* **Data records for software interfaces**

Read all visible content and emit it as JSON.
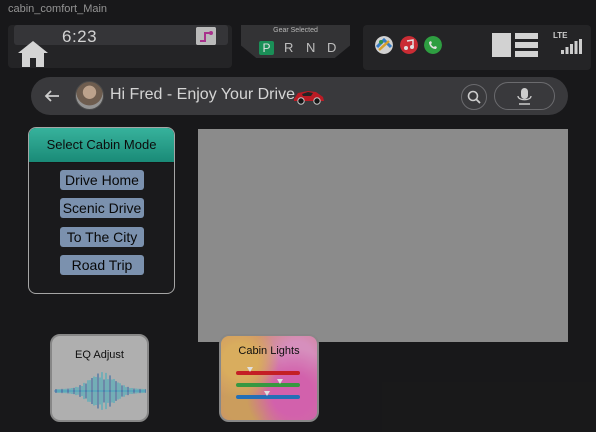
{
  "window": {
    "title": "cabin_comfort_Main"
  },
  "header": {
    "time": "6:23"
  },
  "gear": {
    "title": "Gear Selected",
    "items": [
      "P",
      "R",
      "N",
      "D"
    ],
    "selected": "P"
  },
  "status": {
    "network": "LTE",
    "apps": [
      "maps-icon",
      "music-icon",
      "phone-icon"
    ]
  },
  "search_bar": {
    "greeting": "Hi Fred - Enjoy Your Drive"
  },
  "cabin_mode": {
    "title": "Select Cabin Mode",
    "options": [
      "Drive Home",
      "Scenic Drive",
      "To The City",
      "Road Trip"
    ]
  },
  "widgets": {
    "eq_label": "EQ Adjust",
    "lights_label": "Cabin Lights",
    "light_levels": [
      0.22,
      0.68,
      0.48
    ],
    "light_colors": [
      "#e0242b",
      "#3fae4a",
      "#2a7fd0"
    ]
  },
  "colors": {
    "accent_teal": "#2eb59c",
    "gear_active": "#1ea364",
    "mode_button": "#8ca6c7"
  }
}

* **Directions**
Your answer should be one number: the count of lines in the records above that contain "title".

* **Exercise result**
3